Either way, they’re nice genre pieces, not unlike the more deep-throated stuff he did on early works Broken Record and Fading Flowers. Jones is breathy in “In Love,” and just may be playing the role of the creeper, over the top in his affection. And in “Lucky One” he breaks out his first ripping guitar solo in years, with a growl that pulls the song out of being too syrupy and continues through the “looks can be deceiving” reprise.

In fact, there are a number of phrases that Jones revisits on the album that work as mantras, though it’s hard not to wonder if many of them aren’t “serenity now” in disguise. In the opening cut, it’s “Everything’s Fine,” as though reverbed piano and a bit of mildly distorted guitar could solve all of our problems. Or at least put them in perspective.

By the finish, the song becomes an interesting mix of some of Jones’ R&B/smooth operator persona and the aggressiveness of As Fast As (the bouncy chords on the keyboards are Spencer’s stock in trade). “Everything’s fine” yet again, but this time it’s yelled in the background. Is he trying to convince himself, you, some third party?

“Hate What You Hate,” an obvious single, is very much didactic, opening with White Album-era Beatles and then mixing in some oompa-oompa Dixie.

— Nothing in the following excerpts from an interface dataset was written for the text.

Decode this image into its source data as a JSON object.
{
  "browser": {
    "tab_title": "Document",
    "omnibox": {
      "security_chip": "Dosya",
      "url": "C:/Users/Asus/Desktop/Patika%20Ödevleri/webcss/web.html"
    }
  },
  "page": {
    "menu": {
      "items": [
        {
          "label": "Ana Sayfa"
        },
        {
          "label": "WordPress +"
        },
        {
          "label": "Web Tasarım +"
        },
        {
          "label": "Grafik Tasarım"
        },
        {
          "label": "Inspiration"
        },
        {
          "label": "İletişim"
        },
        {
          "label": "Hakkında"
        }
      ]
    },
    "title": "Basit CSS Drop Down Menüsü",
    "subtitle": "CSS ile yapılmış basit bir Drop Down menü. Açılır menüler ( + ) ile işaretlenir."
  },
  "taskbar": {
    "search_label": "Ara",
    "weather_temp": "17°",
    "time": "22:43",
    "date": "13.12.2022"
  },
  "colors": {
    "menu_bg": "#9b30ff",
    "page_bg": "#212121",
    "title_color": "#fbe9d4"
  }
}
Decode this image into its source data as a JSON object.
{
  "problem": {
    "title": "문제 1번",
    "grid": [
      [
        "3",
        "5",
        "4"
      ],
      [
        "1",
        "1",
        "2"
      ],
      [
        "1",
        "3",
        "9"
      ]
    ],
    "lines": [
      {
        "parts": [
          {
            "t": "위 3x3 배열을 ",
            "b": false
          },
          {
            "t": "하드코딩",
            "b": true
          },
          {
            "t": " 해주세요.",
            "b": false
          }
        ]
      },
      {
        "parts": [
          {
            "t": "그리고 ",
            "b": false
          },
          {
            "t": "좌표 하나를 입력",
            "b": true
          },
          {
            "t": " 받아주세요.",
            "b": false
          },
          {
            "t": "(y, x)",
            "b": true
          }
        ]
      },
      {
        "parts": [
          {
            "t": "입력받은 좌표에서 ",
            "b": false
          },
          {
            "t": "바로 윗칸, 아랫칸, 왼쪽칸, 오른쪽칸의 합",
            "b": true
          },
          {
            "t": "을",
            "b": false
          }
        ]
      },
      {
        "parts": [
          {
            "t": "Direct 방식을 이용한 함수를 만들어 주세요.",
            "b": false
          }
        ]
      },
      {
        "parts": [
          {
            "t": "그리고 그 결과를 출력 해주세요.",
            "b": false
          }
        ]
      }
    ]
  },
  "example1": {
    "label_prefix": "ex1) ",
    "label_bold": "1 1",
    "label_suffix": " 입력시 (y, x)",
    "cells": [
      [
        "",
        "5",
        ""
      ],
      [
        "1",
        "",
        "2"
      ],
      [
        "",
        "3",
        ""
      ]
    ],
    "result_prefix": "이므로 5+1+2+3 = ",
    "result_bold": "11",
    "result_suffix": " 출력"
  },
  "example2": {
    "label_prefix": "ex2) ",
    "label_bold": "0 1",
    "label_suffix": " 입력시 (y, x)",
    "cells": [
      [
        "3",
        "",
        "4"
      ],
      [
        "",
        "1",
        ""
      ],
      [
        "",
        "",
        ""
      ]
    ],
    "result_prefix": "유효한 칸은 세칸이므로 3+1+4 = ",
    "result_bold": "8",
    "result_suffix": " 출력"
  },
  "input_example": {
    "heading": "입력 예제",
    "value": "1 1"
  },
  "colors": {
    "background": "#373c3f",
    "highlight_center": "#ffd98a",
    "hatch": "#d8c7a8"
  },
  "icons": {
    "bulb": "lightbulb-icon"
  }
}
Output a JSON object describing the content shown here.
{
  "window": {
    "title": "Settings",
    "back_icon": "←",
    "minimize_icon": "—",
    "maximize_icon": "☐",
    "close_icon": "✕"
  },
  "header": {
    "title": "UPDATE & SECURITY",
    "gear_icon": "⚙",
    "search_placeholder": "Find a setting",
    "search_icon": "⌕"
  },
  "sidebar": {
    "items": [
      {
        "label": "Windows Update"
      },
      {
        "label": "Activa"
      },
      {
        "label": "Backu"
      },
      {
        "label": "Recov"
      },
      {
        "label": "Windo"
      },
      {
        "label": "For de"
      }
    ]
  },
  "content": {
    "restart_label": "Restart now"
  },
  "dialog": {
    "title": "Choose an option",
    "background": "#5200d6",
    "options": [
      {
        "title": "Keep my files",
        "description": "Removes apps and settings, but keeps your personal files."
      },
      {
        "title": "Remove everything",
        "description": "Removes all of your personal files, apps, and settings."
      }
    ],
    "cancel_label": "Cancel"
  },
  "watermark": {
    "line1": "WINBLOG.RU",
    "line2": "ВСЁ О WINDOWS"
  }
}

Stomping piano chords introduce an irresistible chorus: “You’ve got to hate what you hate / So you can love what you love.” Eventually, a western flavor shines through, like sarsaparilla shots with a player piano in the background and cowboys sitting around betting on cards and munching on cheroots.

It’s an all-inclusive kind of album from a man who knows how to make records and likes for them to have a theme to rally around. Stop thinking so much, people. Just enjoy the ride.